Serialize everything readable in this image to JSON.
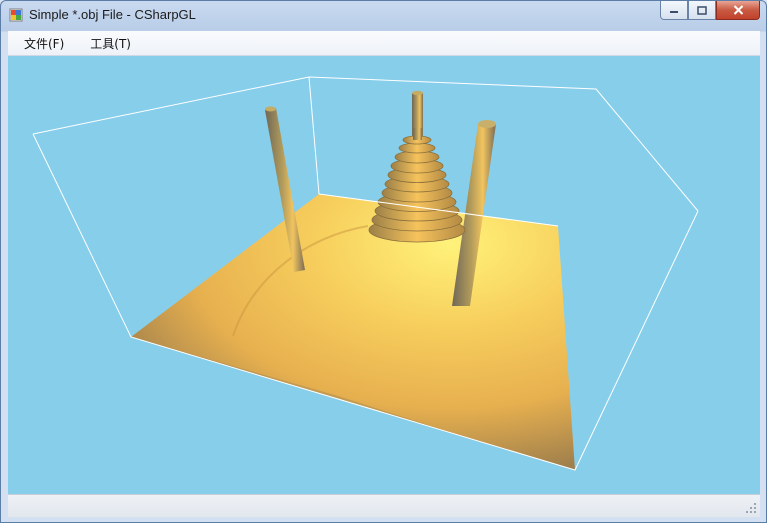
{
  "window": {
    "title": "Simple *.obj File - CSharpGL"
  },
  "menu": {
    "items": [
      "文件(F)",
      "工具(T)"
    ]
  },
  "viewport": {
    "scene": "tower-of-hanoi",
    "background_color": "#87ceeb"
  },
  "icons": {
    "app": "app-icon",
    "minimize": "minimize-icon",
    "maximize": "maximize-icon",
    "close": "close-icon",
    "grip": "resize-grip-icon"
  }
}
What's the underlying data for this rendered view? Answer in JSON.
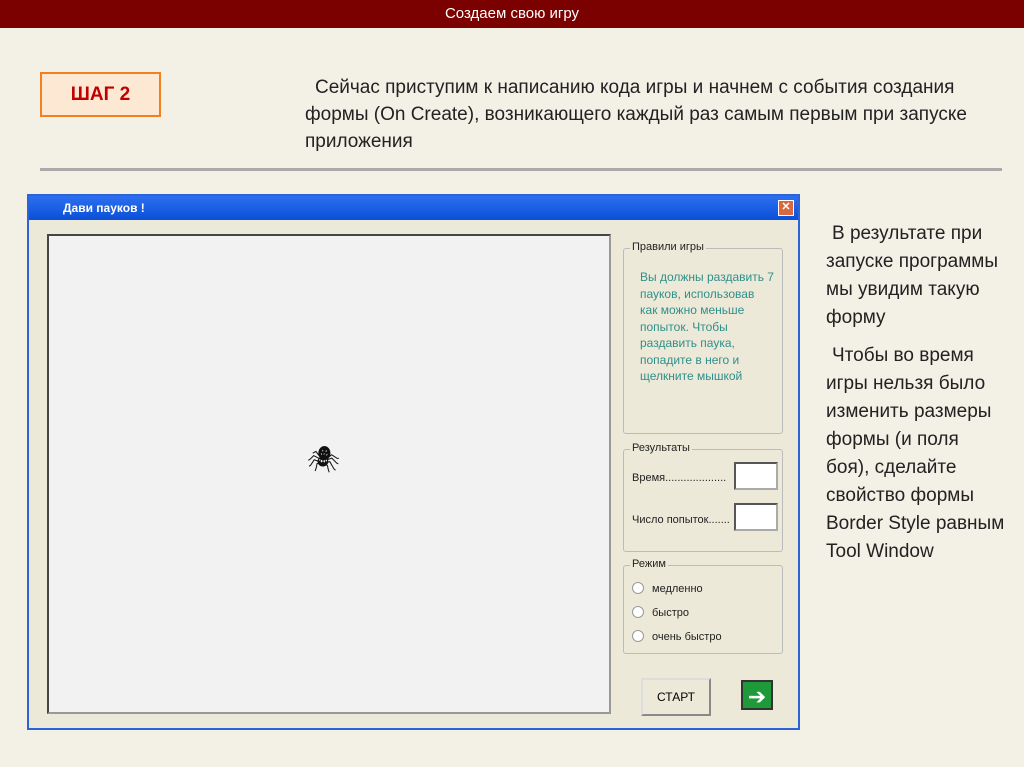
{
  "header": {
    "title": "Создаем свою игру"
  },
  "step": {
    "label": "ШАГ 2"
  },
  "intro": "Сейчас приступим к написанию кода игры и начнем с события создания формы (On Create), возникающего каждый раз самым первым при запуске приложения",
  "window": {
    "title": "Дави пауков !",
    "close_icon": "close-icon",
    "rules": {
      "legend": "Правили игры",
      "text": "Вы должны раздавить 7 пауков, использовав как можно меньше попыток. Чтобы раздавить паука, попадите в него и щелкните мышкой"
    },
    "results": {
      "legend": "Результаты",
      "time_label": "Время....................",
      "attempts_label": "Число попыток.......",
      "time_value": "",
      "attempts_value": ""
    },
    "mode": {
      "legend": "Режим",
      "options": [
        "медленно",
        "быстро",
        "очень быстро"
      ]
    },
    "start_label": "СТАРТ"
  },
  "side": {
    "p1": "В результате при запуске программы мы увидим  такую форму",
    "p2": "Чтобы во время игры нельзя было изменить размеры формы (и поля боя), сделайте свойство формы Border Style равным Tool Window"
  }
}
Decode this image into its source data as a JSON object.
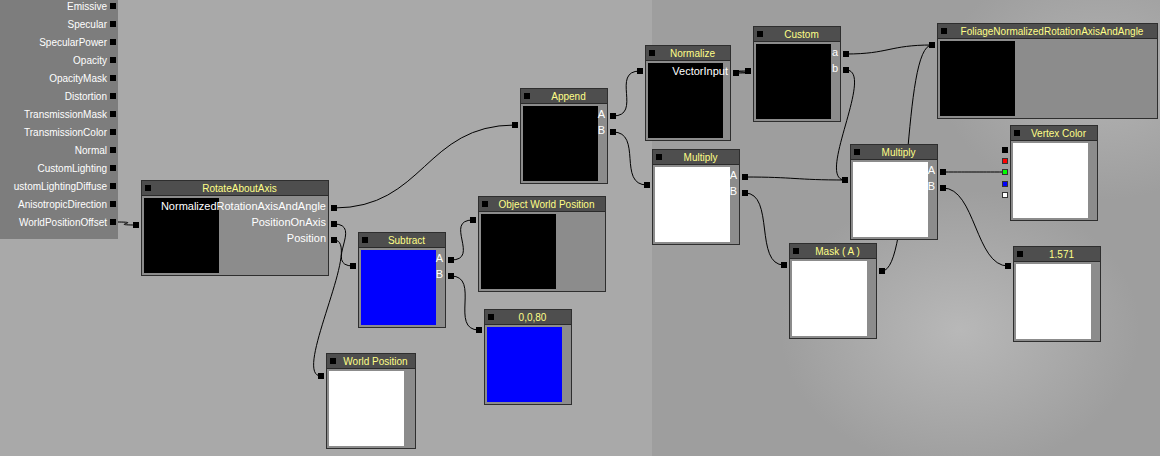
{
  "material": {
    "pins": [
      {
        "label": "Emissive"
      },
      {
        "label": "Specular"
      },
      {
        "label": "SpecularPower"
      },
      {
        "label": "Opacity"
      },
      {
        "label": "OpacityMask"
      },
      {
        "label": "Distortion"
      },
      {
        "label": "TransmissionMask"
      },
      {
        "label": "TransmissionColor"
      },
      {
        "label": "Normal"
      },
      {
        "label": "CustomLighting"
      },
      {
        "label": "ustomLightingDiffuse"
      },
      {
        "label": "AnisotropicDirection"
      },
      {
        "label": "WorldPositionOffset"
      }
    ]
  },
  "nodes": [
    {
      "title": "RotateAboutAxis",
      "color": "#000000",
      "inputs": [
        {
          "label": "NormalizedRotationAxisAndAngle"
        },
        {
          "label": "PositionOnAxis"
        },
        {
          "label": "Position"
        }
      ],
      "outputs": [
        {
          "color": "#000000"
        }
      ]
    },
    {
      "title": "Subtract",
      "color": "#0000ff",
      "inputs": [
        {
          "label": "A"
        },
        {
          "label": "B"
        }
      ],
      "outputs": [
        {
          "color": "#000000"
        }
      ]
    },
    {
      "title": "Object World Position",
      "color": "#000000",
      "inputs": [],
      "outputs": [
        {
          "color": "#000000"
        }
      ]
    },
    {
      "title": "0,0,80",
      "color": "#0000ff",
      "inputs": [],
      "outputs": [
        {
          "color": "#000000"
        }
      ]
    },
    {
      "title": "World Position",
      "color": "#ffffff",
      "inputs": [],
      "outputs": [
        {
          "color": "#000000"
        }
      ]
    },
    {
      "title": "Append",
      "color": "#000000",
      "inputs": [
        {
          "label": "A"
        },
        {
          "label": "B"
        }
      ],
      "outputs": [
        {
          "color": "#000000"
        }
      ]
    },
    {
      "title": "Normalize",
      "color": "#000000",
      "inputs": [
        {
          "label": "VectorInput"
        }
      ],
      "outputs": [
        {
          "color": "#000000"
        }
      ]
    },
    {
      "title": "Custom",
      "color": "#000000",
      "inputs": [
        {
          "label": "a"
        },
        {
          "label": "b"
        }
      ],
      "outputs": [
        {
          "color": "#000000"
        }
      ]
    },
    {
      "title": "FoliageNormalizedRotationAxisAndAngle",
      "color": "#000000",
      "inputs": [],
      "outputs": [
        {
          "color": "#000000"
        }
      ]
    },
    {
      "title": "Multiply",
      "color": "#ffffff",
      "inputs": [
        {
          "label": "A"
        },
        {
          "label": "B"
        }
      ],
      "outputs": [
        {
          "color": "#000000"
        }
      ]
    },
    {
      "title": "Multiply",
      "color": "#ffffff",
      "inputs": [
        {
          "label": "A"
        },
        {
          "label": "B"
        }
      ],
      "outputs": [
        {
          "color": "#000000"
        }
      ]
    },
    {
      "title": "Vertex Color",
      "color": "#ffffff",
      "inputs": [],
      "outputs": [
        {
          "color": "#000000"
        },
        {
          "color": "#ff0000"
        },
        {
          "color": "#00ff00"
        },
        {
          "color": "#0000ff"
        },
        {
          "color": "#ffffff"
        }
      ]
    },
    {
      "title": "Mask ( A )",
      "color": "#ffffff",
      "inputs": [
        {
          "label": ""
        }
      ],
      "outputs": [
        {
          "color": "#000000"
        }
      ]
    },
    {
      "title": "1.571",
      "color": "#ffffff",
      "inputs": [],
      "outputs": [
        {
          "color": "#000000"
        }
      ]
    }
  ],
  "links": [
    {
      "from": 0,
      "out": 0,
      "to": "material",
      "pin": 12
    },
    {
      "from": 5,
      "out": 0,
      "to": 0,
      "pin": 0
    },
    {
      "from": 1,
      "out": 0,
      "to": 0,
      "pin": 1
    },
    {
      "from": 4,
      "out": 0,
      "to": 0,
      "pin": 2
    },
    {
      "from": 2,
      "out": 0,
      "to": 1,
      "pin": 0
    },
    {
      "from": 3,
      "out": 0,
      "to": 1,
      "pin": 1
    },
    {
      "from": 6,
      "out": 0,
      "to": 5,
      "pin": 0
    },
    {
      "from": 9,
      "out": 0,
      "to": 5,
      "pin": 1
    },
    {
      "from": 7,
      "out": 0,
      "to": 6,
      "pin": 0
    },
    {
      "from": 8,
      "out": 0,
      "to": 7,
      "pin": 0
    },
    {
      "from": 10,
      "out": 0,
      "to": 7,
      "pin": 1
    },
    {
      "from": 10,
      "out": 0,
      "to": 9,
      "pin": 0
    },
    {
      "from": 12,
      "out": 0,
      "to": 9,
      "pin": 1
    },
    {
      "from": 8,
      "out": 0,
      "to": 12,
      "pin": 0
    },
    {
      "from": 11,
      "out": 2,
      "to": 10,
      "pin": 0
    },
    {
      "from": 13,
      "out": 0,
      "to": 10,
      "pin": 1
    }
  ]
}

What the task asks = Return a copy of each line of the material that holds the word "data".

Written reply =
What's the underlying data for this rendered view? Answer in JSON.
Decode this image into its source data as a JSON object.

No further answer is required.